### About this task
Leaving out the images, please reproduce each line below exactly.

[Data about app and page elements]
Segment Open
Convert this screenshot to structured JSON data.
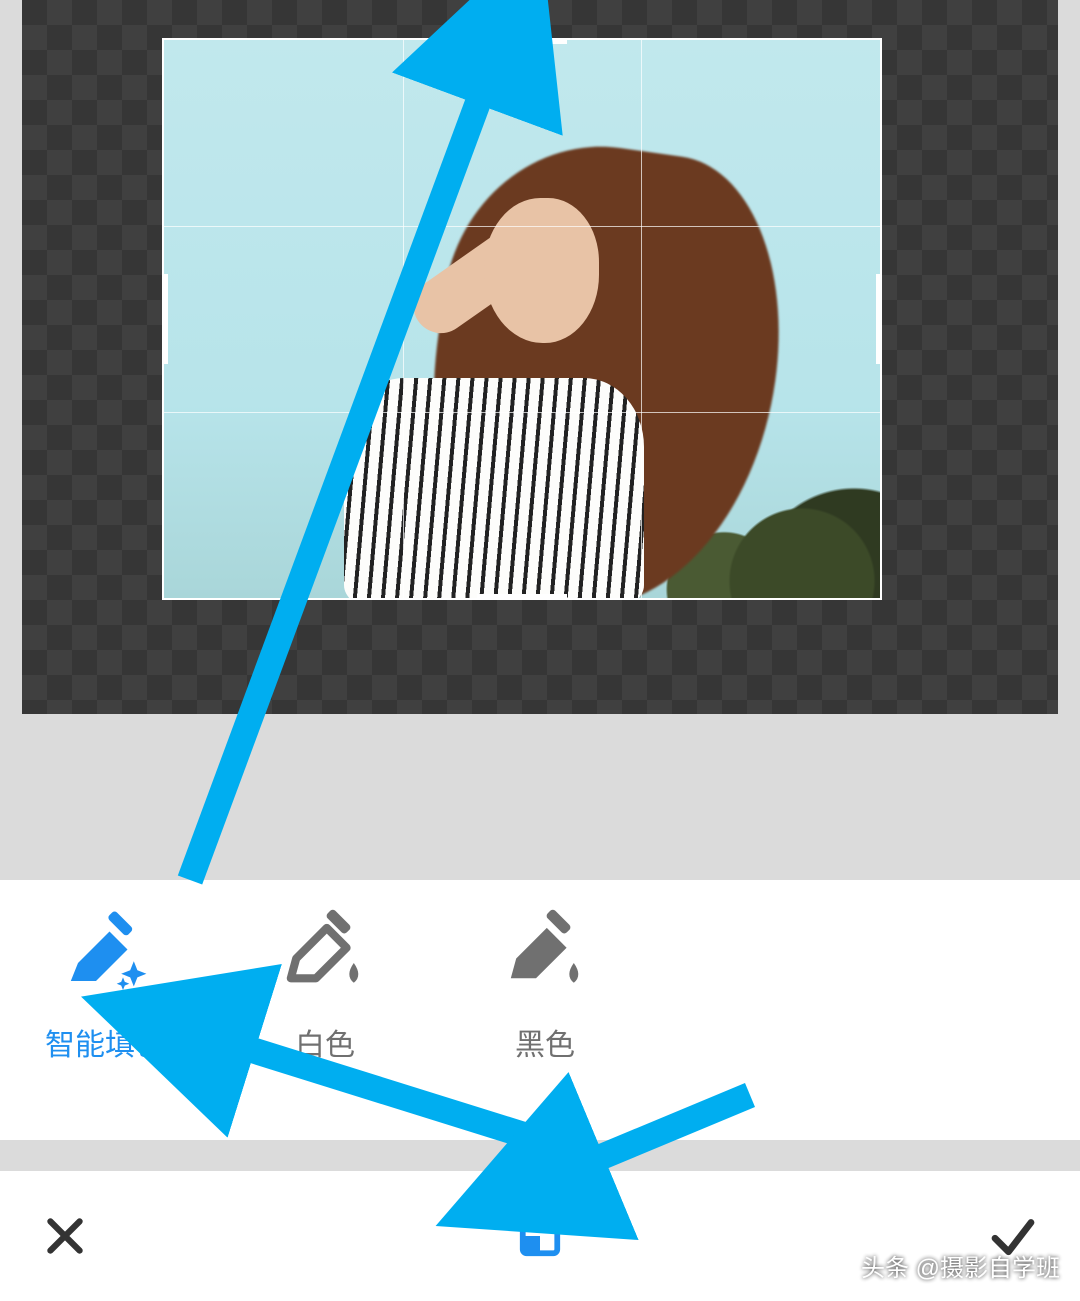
{
  "colors": {
    "accent": "#1e8ff0",
    "annotation": "#00aef0",
    "inactive": "#707070"
  },
  "fill_options": [
    {
      "id": "smart",
      "label": "智能填色",
      "icon": "paint-sparkle",
      "active": true
    },
    {
      "id": "white",
      "label": "白色",
      "icon": "paint-drop",
      "active": false
    },
    {
      "id": "black",
      "label": "黑色",
      "icon": "paint-drop",
      "active": false
    }
  ],
  "bottom_bar": {
    "cancel_icon": "close",
    "center_icon": "crop-expand",
    "confirm_icon": "check"
  },
  "watermark": "头条 @摄影自学班"
}
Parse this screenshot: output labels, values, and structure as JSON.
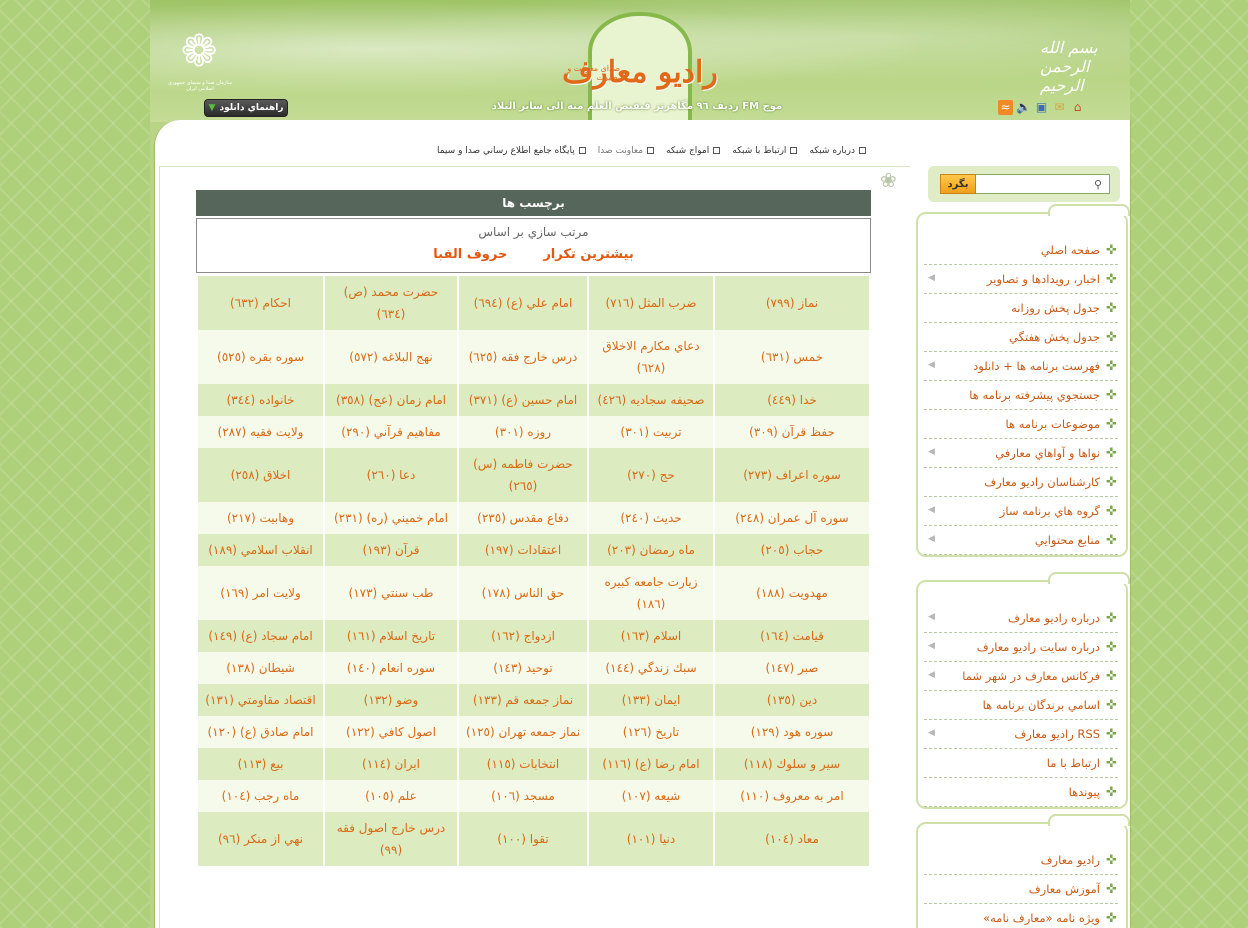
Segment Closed
### Solution to this problem
Convert this screenshot to structured JSON data.
{
  "colors": {
    "accent": "#1e8ff0",
    "annotation": "#00aef0",
    "inactive": "#707070"
  },
  "fill_options": [
    {
      "id": "smart",
      "label": "智能填色",
      "icon": "paint-sparkle",
      "active": true
    },
    {
      "id": "white",
      "label": "白色",
      "icon": "paint-drop",
      "active": false
    },
    {
      "id": "black",
      "label": "黑色",
      "icon": "paint-drop",
      "active": false
    }
  ],
  "bottom_bar": {
    "cancel_icon": "close",
    "center_icon": "crop-expand",
    "confirm_icon": "check"
  },
  "watermark": "头条 @摄影自学班"
}
Parse this screenshot: output labels, values, and structure as JSON.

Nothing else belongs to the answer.